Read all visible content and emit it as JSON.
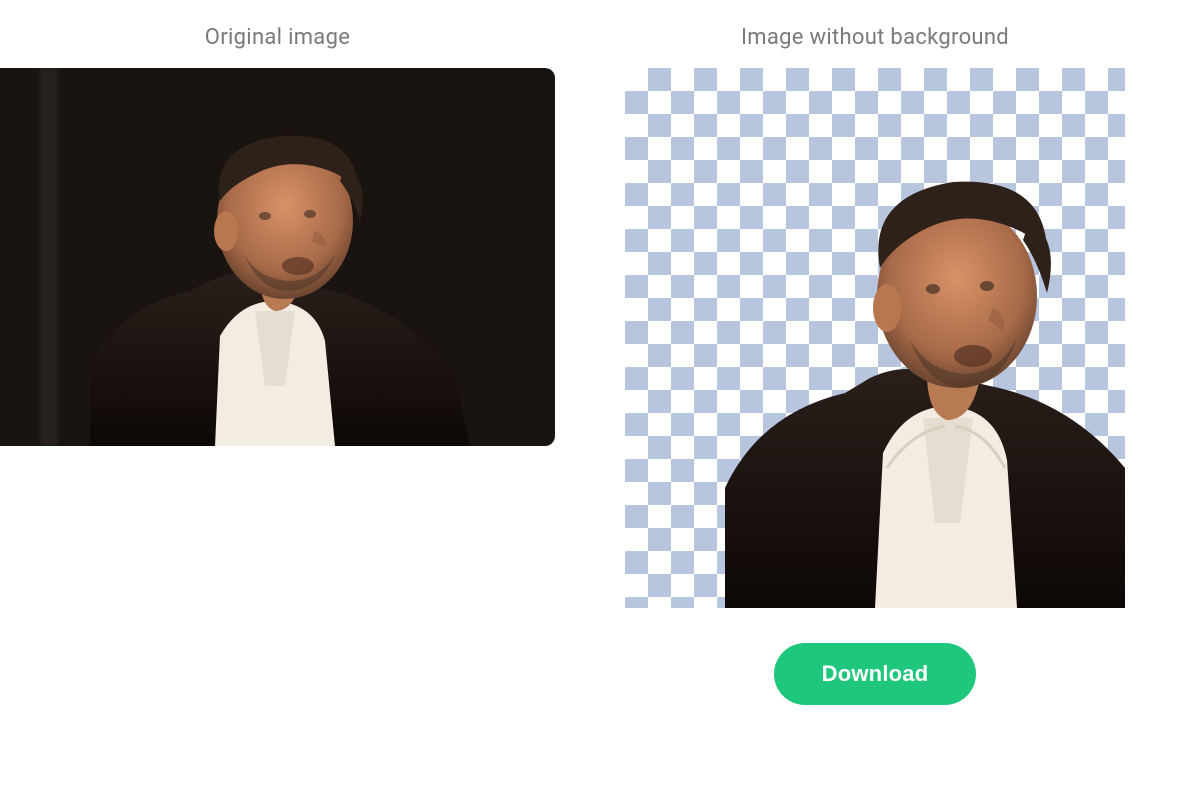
{
  "panels": {
    "original": {
      "title": "Original image"
    },
    "removed": {
      "title": "Image without background"
    }
  },
  "actions": {
    "download_label": "Download"
  },
  "colors": {
    "accent": "#1ec77b",
    "checker": "#b8c5de",
    "text_muted": "#7a7a7a"
  },
  "icons": {
    "person": "person-silhouette"
  }
}
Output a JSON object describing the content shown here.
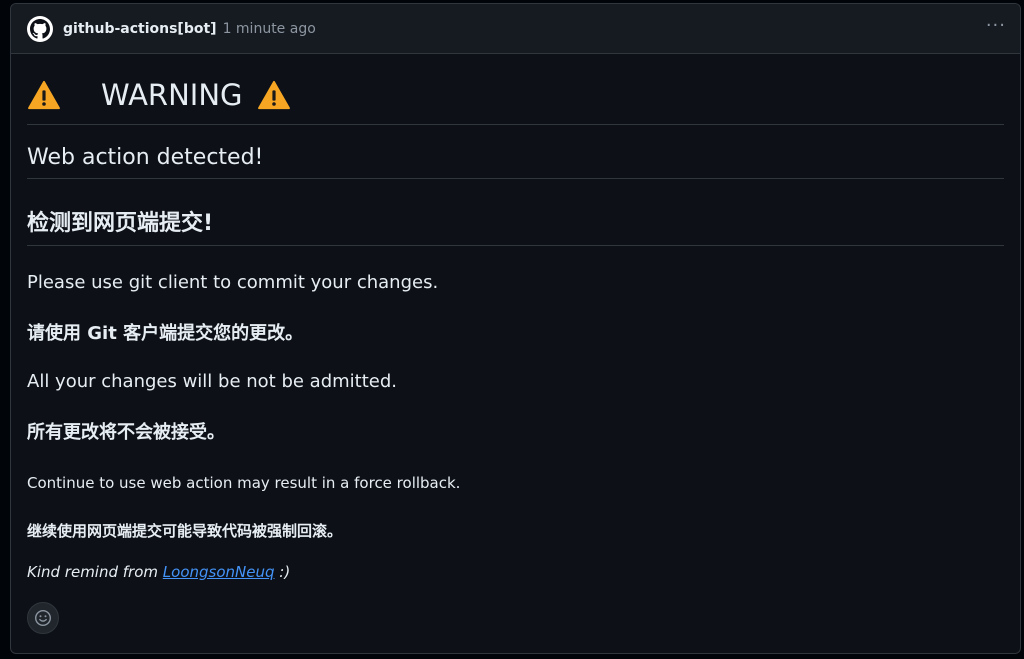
{
  "header": {
    "author": "github-actions[bot]",
    "timestamp": "1 minute ago",
    "menu_glyph": "···",
    "avatar_icon": "github-logo-icon"
  },
  "body": {
    "warning_title": "WARNING",
    "warning_icon": "warning-triangle-icon",
    "heading_en": "Web action detected!",
    "heading_cn": "检测到网页端提交!",
    "line1_en": "Please use git client to commit your changes.",
    "line1_cn": "请使用 Git 客户端提交您的更改。",
    "line2_en": "All your changes will be not be admitted.",
    "line2_cn": "所有更改将不会被接受。",
    "line3_en": "Continue to use web action may result in a force rollback.",
    "line3_cn": "继续使用网页端提交可能导致代码被强制回滚。",
    "remind_prefix": "Kind remind from ",
    "remind_link": "LoongsonNeuq",
    "remind_suffix": " :)"
  },
  "reactions": {
    "add_reaction_icon": "smiley-icon"
  },
  "colors": {
    "background": "#0d1117",
    "header_bg": "#161b22",
    "border": "#30363d",
    "link": "#4493f8",
    "warning": "#f6a623"
  }
}
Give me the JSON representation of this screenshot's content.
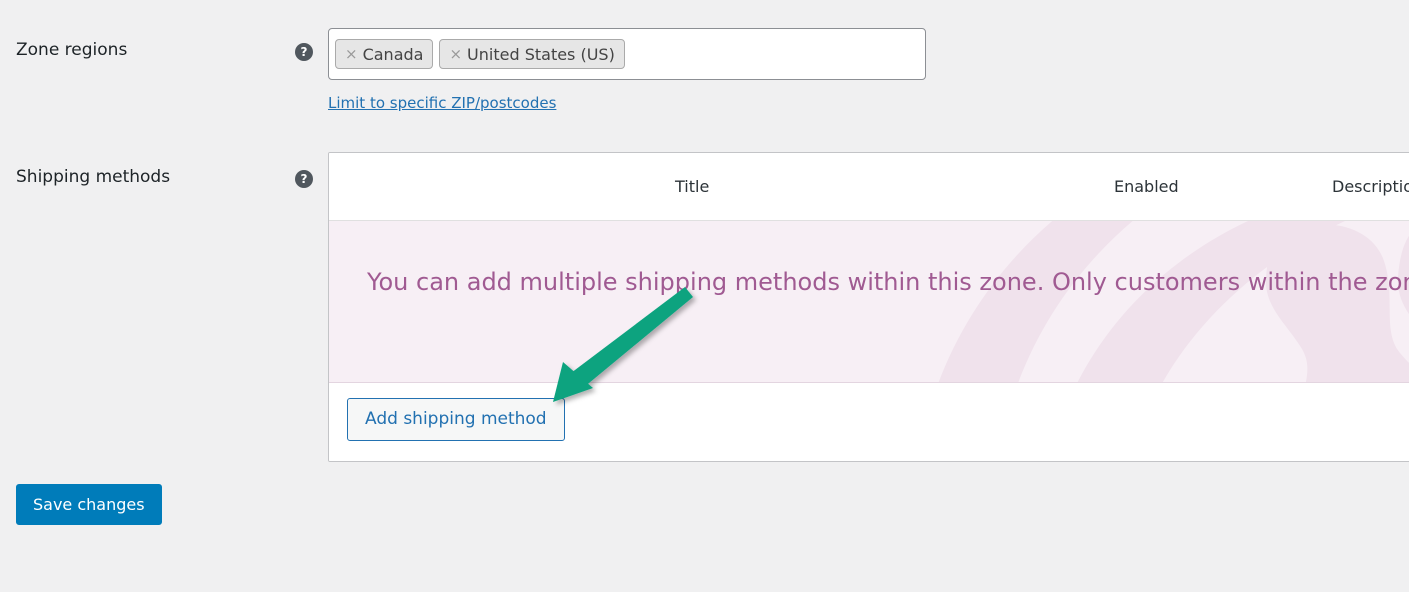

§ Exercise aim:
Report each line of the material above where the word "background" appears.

§ Answer to this exercise:
      "title": "Image without background"
    "background": "#0d1117",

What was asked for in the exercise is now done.